> **ASSIGNED TASK**
Each of the entries below should be written out exactly as it reads.

> **MATERIAL PROVIDED**
····················

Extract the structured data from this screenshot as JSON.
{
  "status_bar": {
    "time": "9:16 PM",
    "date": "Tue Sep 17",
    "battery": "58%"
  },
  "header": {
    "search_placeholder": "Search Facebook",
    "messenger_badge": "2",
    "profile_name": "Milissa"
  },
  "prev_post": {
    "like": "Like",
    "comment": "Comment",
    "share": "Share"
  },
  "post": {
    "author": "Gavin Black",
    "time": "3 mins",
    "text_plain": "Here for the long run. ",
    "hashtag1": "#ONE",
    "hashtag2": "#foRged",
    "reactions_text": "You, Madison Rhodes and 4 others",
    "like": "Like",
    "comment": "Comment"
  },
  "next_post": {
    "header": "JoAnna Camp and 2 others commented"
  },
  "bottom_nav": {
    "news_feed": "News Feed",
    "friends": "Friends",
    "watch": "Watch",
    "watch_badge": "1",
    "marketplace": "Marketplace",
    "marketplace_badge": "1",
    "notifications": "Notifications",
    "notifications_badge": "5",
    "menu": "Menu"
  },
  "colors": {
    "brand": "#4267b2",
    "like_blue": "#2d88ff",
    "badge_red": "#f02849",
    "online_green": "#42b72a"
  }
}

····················

> **RESULT OF THIS TASK**
Extract the structured data from this screenshot as JSON.
{
  "status_bar": {
    "time": "9:16 PM",
    "date": "Tue Sep 17",
    "battery": "58%"
  },
  "header": {
    "search_placeholder": "Search Facebook",
    "messenger_badge": "2",
    "profile_name": "Milissa"
  },
  "prev_post": {
    "like": "Like",
    "comment": "Comment",
    "share": "Share"
  },
  "post": {
    "author": "Gavin Black",
    "time": "3 mins",
    "text_plain": "Here for the long run. ",
    "hashtag1": "#ONE",
    "hashtag2": "#foRged",
    "reactions_text": "You, Madison Rhodes and 4 others",
    "like": "Like",
    "comment": "Comment"
  },
  "next_post": {
    "header": "JoAnna Camp and 2 others commented"
  },
  "bottom_nav": {
    "news_feed": "News Feed",
    "friends": "Friends",
    "watch": "Watch",
    "watch_badge": "1",
    "marketplace": "Marketplace",
    "marketplace_badge": "1",
    "notifications": "Notifications",
    "notifications_badge": "5",
    "menu": "Menu"
  },
  "colors": {
    "brand": "#4267b2",
    "like_blue": "#2d88ff",
    "badge_red": "#f02849",
    "online_green": "#42b72a"
  }
}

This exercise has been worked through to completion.